    Trade name of the drug Pharmaceutical forms and doses Companies
  • Capsules; Oral; Ziprasidone Hydrochloride 20 mg, 40 mg, 60 mg, 80 mg
  • Injectable; Injection; Ziprasidone Hydrochloride 20 mg / ml
  • Suspension; Oral; Ziprasidone Mesylate 50 mg / 5 ml
  • Pfizer
  • Roerig
  • Viatris
  • Zeldox
  • Capsules; Oral; Ziprasidone Hydrochloride Monohydrate 20 mg, 40 mg, 60 mg, 80 mg
  • Injectable; Injection; Ziprasidone Mesylate 20 mg / ml
  • Pfizer
  • Ben Venue Laboratories
  • Heinrich Mack Nachfolger
  • Viatris
  • Zipsydon
  • Tablets; Oral; Ziprasidone 20 mg, 40 mg, 60 mg, 80 mg
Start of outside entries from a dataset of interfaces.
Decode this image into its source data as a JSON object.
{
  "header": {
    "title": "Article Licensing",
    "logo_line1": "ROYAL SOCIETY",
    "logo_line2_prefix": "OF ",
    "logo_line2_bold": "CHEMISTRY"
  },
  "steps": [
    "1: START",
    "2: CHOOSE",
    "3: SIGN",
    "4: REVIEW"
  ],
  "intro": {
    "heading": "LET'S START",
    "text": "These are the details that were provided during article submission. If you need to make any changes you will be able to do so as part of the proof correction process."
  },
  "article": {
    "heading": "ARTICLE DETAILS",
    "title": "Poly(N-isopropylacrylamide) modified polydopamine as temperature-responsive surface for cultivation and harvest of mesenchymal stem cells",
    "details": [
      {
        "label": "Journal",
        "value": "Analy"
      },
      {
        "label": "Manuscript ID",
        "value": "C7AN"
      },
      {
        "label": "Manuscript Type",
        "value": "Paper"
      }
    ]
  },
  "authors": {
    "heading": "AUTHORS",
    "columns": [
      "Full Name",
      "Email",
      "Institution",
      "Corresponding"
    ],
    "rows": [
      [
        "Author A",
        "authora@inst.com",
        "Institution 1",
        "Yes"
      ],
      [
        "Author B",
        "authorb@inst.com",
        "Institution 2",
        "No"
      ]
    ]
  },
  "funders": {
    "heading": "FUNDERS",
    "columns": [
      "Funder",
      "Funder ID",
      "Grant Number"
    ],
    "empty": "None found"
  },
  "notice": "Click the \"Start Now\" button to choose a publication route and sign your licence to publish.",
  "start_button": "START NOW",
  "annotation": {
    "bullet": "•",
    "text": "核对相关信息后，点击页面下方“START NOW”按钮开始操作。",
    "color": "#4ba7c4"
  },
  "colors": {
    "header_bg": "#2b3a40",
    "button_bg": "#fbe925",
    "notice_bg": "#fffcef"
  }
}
  • Sun Pharmaceutical Industries
  • Zipwell
  • Capsules; Oral; Ziprasidone Hydrochloride 20 mg, 40 mg, 60 mg, 80 mg
  • Actavis